A lunar colony could even serve as a sociological and anthropological experiment, according to Brazilian engineer and entrepreneur Sidney Nakahodo, cofounder and CEO of the New York Space Alliance, a company that fosters the development of space startups. Also a professor at Columbia University’s School of International and Public Affairs (SIPA), Nakahodo believes that humans living in settlements outside Earth could end up developing new social and economic structures governed by an as yet undefined legal framework.
The Outer Space Treaty of 1967 prevents its signatories from claiming possession of territories on other celestial bodies. It also states that space exploration must benefit humankind and that all states are free to explore space without discrimination of any kind.

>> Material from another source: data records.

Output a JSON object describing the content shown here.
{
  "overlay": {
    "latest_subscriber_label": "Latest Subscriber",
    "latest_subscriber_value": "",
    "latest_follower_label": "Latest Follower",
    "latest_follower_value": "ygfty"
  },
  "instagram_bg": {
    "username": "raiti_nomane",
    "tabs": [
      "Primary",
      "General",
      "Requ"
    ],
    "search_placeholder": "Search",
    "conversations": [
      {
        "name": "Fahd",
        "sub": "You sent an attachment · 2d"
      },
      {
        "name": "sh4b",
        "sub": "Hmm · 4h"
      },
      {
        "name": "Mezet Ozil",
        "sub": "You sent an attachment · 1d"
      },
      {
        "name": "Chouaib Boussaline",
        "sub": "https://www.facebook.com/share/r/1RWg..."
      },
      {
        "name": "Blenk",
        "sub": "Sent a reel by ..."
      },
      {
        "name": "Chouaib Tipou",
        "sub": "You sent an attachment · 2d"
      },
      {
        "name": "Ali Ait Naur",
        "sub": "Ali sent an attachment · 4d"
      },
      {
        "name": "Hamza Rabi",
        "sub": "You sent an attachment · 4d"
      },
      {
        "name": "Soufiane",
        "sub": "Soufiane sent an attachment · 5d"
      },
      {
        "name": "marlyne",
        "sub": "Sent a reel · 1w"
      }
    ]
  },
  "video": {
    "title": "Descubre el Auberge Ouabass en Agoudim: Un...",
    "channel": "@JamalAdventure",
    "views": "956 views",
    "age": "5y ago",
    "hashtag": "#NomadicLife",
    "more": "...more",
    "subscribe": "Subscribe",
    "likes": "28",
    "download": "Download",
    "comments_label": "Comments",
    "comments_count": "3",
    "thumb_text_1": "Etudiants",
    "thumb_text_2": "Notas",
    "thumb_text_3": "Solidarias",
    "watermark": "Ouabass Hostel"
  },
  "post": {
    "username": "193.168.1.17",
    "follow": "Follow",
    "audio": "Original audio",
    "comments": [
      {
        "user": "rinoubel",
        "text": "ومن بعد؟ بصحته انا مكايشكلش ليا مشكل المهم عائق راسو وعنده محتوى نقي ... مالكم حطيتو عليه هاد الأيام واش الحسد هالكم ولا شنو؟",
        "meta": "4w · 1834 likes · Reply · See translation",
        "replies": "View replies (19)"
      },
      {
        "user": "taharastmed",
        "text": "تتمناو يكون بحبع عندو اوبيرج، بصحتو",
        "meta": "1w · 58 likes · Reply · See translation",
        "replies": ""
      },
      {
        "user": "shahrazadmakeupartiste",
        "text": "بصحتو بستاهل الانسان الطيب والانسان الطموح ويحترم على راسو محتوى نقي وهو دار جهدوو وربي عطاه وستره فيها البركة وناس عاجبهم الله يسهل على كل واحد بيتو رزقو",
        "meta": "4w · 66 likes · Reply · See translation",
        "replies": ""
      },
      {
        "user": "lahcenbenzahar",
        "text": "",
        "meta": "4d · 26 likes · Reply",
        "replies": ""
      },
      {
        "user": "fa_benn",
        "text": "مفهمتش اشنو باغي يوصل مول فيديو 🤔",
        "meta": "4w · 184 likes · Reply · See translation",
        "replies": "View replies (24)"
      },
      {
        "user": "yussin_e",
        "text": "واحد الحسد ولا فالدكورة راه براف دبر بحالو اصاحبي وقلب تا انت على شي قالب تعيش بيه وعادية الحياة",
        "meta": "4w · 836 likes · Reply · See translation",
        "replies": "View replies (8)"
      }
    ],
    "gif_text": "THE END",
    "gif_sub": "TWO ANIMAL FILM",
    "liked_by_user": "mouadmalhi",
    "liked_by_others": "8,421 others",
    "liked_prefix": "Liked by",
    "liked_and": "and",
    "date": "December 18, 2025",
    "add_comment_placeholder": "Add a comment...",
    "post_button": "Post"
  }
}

In the absence of international consensus, Nakahodo predicts that exploration and occupation of the Moon will be similar to the process that occurred in Antarctica. In a document signed in 1959, 12 countries that were at the time claiming possession of areas in Antarctica suspended their claims for an indefinite period. The text states that other countries wishing to participate in discussions regarding the continent must demonstrate that they conduct significant scientific research in the region. “If a similar treaty is drawn up for the Moon, Brazil will only have a voice if it can prove itself capable of carrying out important research there,” says Nakahodo.
For now, the Brazilian government has no plans to study the Moon, but there is a private project, known as Garatéa-L, which intends to send a nanosatellite into lunar orbit. “Putting equipment near the Moon could allow the country to enter a restricted club,” says Carlos Augusto Teixeira de Moura, president of the Brazilian Space Agency (AEB). “It would be a demonstration of our technical capacity that could give us a voice in future international talks.”
Before these plans become reality, however, humankind needs to show that it can actually return to the Moon, something that will not be as easy as Trump would like. On May 16, the US House of Representatives approved a bill adding US$1 billion to NASA’s budget for the 2020 fiscal year, taking the total to roughly US$23 billion, which represents 0.5% of all US federal spending—far less than the 4% allocated at the height of the Apollo program. Even with the extra funding, the agency is not receiving enough to return to the moon by 2024. Some experts estimate that the budget needs to increase by US$5–8 billion per year in order to reach that target.
The amount approved in May is almost 40% lower than that requested by Trump. Many congressional Democrats had reservations about the bill. “I am going to reserve judgment on the overall Moon landing plan until Congress is provided with more concrete information on the proposed lunar initiative,” said Democrat congresswoman Eddie Bernice Johnson from Texas, who chairs the House Science Committee. According to an article published on May 16 in the journal SpaceNews, which specializes in space industry politics and business, Johnson is keen to know more about the total cost and technical details of the mission, which have not yet been disclosed.Republish